Breast Cancer Rehabilitation – What Our Physio Can Do For You | Element Physio

Cancer is one of the scariest words you can hear from your doctor, and breast cancer is the cancer most often diagnosed in women. Thankfully, more people than ever are surviving breast cancer. On average, 87% of people diagnosed with breast cancer survive 5 years after their diagnosis. This is wonderful news, and provides hope for the thousands of Canadian women diagnosed with breast cancer every year. This also means that more and more women are living with the side effects of breast cancer treatment, and for longer.

Most commonly, treatment for breast cancer includes a combination of surgery, chemotherapy and radiation, which is decided by your oncology team. All of these treatments come with several potential side effects. Physiotherapy (and our therapists) can help you manage these physical side effects of treatment, both during treatment and after treatment has finished.

What can physiotherapy help with during and after breast cancer treatment?


  • This is a common side effect of both radiation and chemotherapy
  • Physiotherapy can help you learn to manage your fatigue, through education and an exercise program


  • Shoulder and neck pain are common with both surgical treatment and radiation, and joint pain may occur with some types of chemotherapy
  • Modalities, manual therapy, and exercise can help manage shoulder, neck, and general joint pain

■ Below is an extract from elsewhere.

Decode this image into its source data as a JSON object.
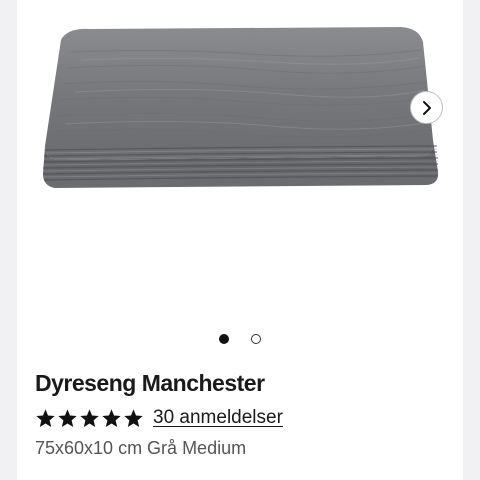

  • Chemotherapy induced peripheral neuropathy may occur after a patient undergoes chemotherapy. What this means is that there is damage to nerves, most commonly in the hands and feet, caused by the chemicals delivered through chemotherapy
  • Neuropathies can impact your balance and ability to walk, and may be painful. Lack of sensation in your feet can also lead to foot injuries that you may not realize you have
  • Your physiotherapist can offer modalities (electro-therapeutic machines) to help decrease your pain, provide education and an exercise program to help manage your peripheral neuropathy. The goal is to reduce your risk of further injury and improve your balance

Shoulder Function

  • Shoulder range of motion can be affected both by surgery and radiation, and can affect your ability to perform every day tasks. Physiotherapy can help maintain your range of motion during treatment, and improve it after treatment has finished, through a combination of manual therapy, exercise, and physiotherapy modalities
  • Scar tissue adhesion can occur whether you had a lumpectomy or a mastectomy with or without a reconstruction. If a reconstruction was done, scar adhesion may occur at the site the donor tissue was retrieved from, as well at the breast and into the armpit/arm. The scar tissue formation can impact shoulder mobility and cause pain. Physiotherapy can help decrease the sensitivity of the scar and improve the elasticity of the scar to improve shoulder motion.
  • Arm strength can also be impacted during cancer treatment, and a physiotherapist can help you return to a strengthening program gradually and safely, which is important to reduce the risk of developing lymphedema (swelling in the arm due to the removal of lymph nodes/radiation).
  • Axillary web syndrome, or ‘cording’, may occur after shoulder, impacting shoulder function. This is when a ropey structure forms in the armpit, which can extend down the arm, limiting shoulder movement. Physiotherapy can help reduce the presence of cording
  • Physiotherapy begins immediately after surgery, but should NOT end after discharge from the hospital.

Return to Exercise

  • It can be scary to return to exercise after treatment, and returning to heavy exercise too quickly can increase your risk of lymphedema
  • Our physiotherapist, Carly, can guide you through your return to exercise to minimize this risk, as well as provide you education on how to minimize your risk of developing lymphedema


Medical treatment for cancer can save your life and physiotherapy during and after your cancer treatment can help improve your quality of life. Carly is excited to offer services for patients with breast cancer and help you get back to doing the things you love to do.


  1. Harris, S. R., Schmitz, K. H., Campbell, K. L., McNeely, M. L. (2012) Clinical practice guidelines for breast cancer rehabilitation: Synthesis of guideline recommendations and qualitative appraisals. Cancer, 118 (8), 2312-2324.
  2. Course notes from Jodi Steele: Advanced Rehab Techniques for Breast Cancer Management
  3. Canadian Cancer Society Breast Cancer Statistics